■ **Data records**:

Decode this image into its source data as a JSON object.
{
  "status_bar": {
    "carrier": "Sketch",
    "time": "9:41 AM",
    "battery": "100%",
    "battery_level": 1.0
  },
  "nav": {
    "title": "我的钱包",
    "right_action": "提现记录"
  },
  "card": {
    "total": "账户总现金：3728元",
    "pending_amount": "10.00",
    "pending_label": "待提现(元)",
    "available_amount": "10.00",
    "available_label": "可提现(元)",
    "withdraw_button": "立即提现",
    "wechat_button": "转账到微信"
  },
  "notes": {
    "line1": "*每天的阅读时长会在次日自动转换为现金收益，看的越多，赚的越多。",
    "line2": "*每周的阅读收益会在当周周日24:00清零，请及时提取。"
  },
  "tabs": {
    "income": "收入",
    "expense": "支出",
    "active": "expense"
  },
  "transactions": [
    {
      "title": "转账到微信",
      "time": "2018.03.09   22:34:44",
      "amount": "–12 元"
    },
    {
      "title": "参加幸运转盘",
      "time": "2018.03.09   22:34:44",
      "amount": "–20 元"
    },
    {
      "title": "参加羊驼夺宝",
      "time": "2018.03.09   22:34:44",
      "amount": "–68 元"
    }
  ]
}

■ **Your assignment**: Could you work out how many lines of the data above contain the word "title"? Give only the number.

■ **Response area**: 4